That’s not to say that providing universal long-term care insurance wouldn’t trigger sticker shock when it exhibits up in authorities budgets. But the reality is that, a method or one other, society is already bearing these costs—principally within the type of care offered by stressed-out, uncompensated ladies who have the misfortune of having a family member who needs care and may’t afford to pay for it. What we’d like is a approach to distribute that burden more equitably.

You possibly can divide the world of politicians into two teams,” stated Howard Gleckman, a senior fellow on the Tax Coverage Middle. “It’s not Democrats and Republicans, it’s people who have been caregivers and people who haven’t.” When he’s talking to members of Congress who recognize the problem, it’s much more possible that their understanding comes from personal expertise than from an outpouring of calls from constituents. Gleckman himself started working on the difficulty after he and his wife struggled to look after their very own mother and father. “Don’t underestimate the importance of policy by anecdote,” he stated.

It’s some extent that several different advocates and coverage specialists echoed. One organizer engaged on caregiving points in Michigan discovered an ally in a Republican legislator with a chief perch on a finances committee. That legislator’s mom, the organizer came upon, had qualified for Medicaid and was placed in a nursing house because there was an extended ready listing for residence providers.

One lawmaker who feels strongly about a problem could possibly be value twenty who merely help it. A outstanding example came in 2008, when Congress voted on a invoice requiring insurers to cover psychological sicknesses at the similar degree as physical ones. It was the results of over a decade of determined lobbying from Senator Pete Domenici, a senior Republican, fiscal hawk, and chairman of the highly effective Senate Finances Committee. Otherwise an unlikely champion, Domenici was propelled by his daughter’s expertise with schizophrenia. He joined forces with some of the liberal senators on the time, Minnesota Democrat Paul Wellstone, whose brother had suffered from psychological illness, and together they built alliances with a variety of different legislators who had likewise been personally affected.

The prospects for long-term care protection at the national degree acquired a boost this past April, when Bernie Sanders added it to his single-payer well being care plan. But if help for family caregivers is to turn into a precedence in the coming election cycle, it might be as a result of a number of the other candidates have had their very own brushes with long-term care. Amy Klobuchar, the 2020 candidate with maybe the longest legislative history of engaged on points that have an effect on seniors, has talked about her father’s wrestle with alcoholism. Cory Booker has been vocal about Parkinson’s disease, which his father suffered from, and is proposing an enlargement of the Earned Revenue Tax Credit that might give caregivers extra money. “I watched my mother be his primary caretaker, and it affected her physical health,” he advised a small crowd at a marketing campaign occasion in February. “The personal pain I saw it causing my mom was devastating to me.” He added, “This is a common problem in our country. We are weak in America when we let people struggle and suffer in isolation.”

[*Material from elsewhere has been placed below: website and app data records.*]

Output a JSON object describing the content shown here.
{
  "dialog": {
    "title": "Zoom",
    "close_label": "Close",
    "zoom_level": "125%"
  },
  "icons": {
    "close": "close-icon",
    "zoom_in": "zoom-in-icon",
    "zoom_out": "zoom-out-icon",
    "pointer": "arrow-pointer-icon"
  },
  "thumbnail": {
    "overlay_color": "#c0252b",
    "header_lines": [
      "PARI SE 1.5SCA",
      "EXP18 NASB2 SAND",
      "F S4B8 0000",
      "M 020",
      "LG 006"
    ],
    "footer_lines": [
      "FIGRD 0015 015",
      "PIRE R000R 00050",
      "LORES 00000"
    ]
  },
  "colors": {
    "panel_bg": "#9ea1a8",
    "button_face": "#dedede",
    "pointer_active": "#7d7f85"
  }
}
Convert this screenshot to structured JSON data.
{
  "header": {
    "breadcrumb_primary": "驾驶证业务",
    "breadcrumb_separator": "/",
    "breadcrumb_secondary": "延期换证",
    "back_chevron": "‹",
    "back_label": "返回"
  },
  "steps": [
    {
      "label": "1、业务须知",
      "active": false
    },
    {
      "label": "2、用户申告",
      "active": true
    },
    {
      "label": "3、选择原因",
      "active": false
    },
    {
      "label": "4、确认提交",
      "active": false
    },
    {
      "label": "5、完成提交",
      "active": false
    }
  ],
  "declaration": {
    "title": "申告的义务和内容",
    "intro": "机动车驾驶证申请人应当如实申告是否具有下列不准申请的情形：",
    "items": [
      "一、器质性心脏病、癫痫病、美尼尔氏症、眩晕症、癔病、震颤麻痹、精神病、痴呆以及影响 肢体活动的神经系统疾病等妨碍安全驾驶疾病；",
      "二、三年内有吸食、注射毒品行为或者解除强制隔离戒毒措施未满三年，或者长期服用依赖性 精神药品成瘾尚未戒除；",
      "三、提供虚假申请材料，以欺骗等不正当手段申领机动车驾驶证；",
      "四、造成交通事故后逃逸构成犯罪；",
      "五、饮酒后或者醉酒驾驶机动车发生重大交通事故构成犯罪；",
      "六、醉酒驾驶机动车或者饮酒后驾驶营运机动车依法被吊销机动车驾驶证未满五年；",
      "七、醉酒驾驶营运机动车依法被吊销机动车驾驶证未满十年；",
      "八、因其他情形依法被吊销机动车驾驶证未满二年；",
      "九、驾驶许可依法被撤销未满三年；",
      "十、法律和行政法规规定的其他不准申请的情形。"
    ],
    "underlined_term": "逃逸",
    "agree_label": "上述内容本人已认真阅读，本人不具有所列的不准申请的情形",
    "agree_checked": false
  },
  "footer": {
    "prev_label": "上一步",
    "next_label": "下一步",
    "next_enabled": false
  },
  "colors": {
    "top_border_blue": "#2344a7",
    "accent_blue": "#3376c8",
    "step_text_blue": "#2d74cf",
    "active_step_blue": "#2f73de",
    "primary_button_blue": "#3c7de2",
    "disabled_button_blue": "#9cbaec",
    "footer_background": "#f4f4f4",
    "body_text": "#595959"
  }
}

Rachel McCullough, the organizer in New York, stated her group is already fascinated with how you can convey this problem to the forefront of the 2020 presidential marketing campaign. They already have organizers and volunteers working on a state marketing campaign in Iowa, which is dense with nationwide press and where it’s comparatively straightforward to get face time with candidates. In televised town hall conferences, their Iowa counterparts might try to drive candidates to articulate a position on caregiving. McCullough stated, “A case we’re trying to make, and that we will be making to the presidential candidates, is if their goal in the face of Trump and Trumpism is to speak to and unite the vast majority of Americans, with a focus on women—this is the issue.”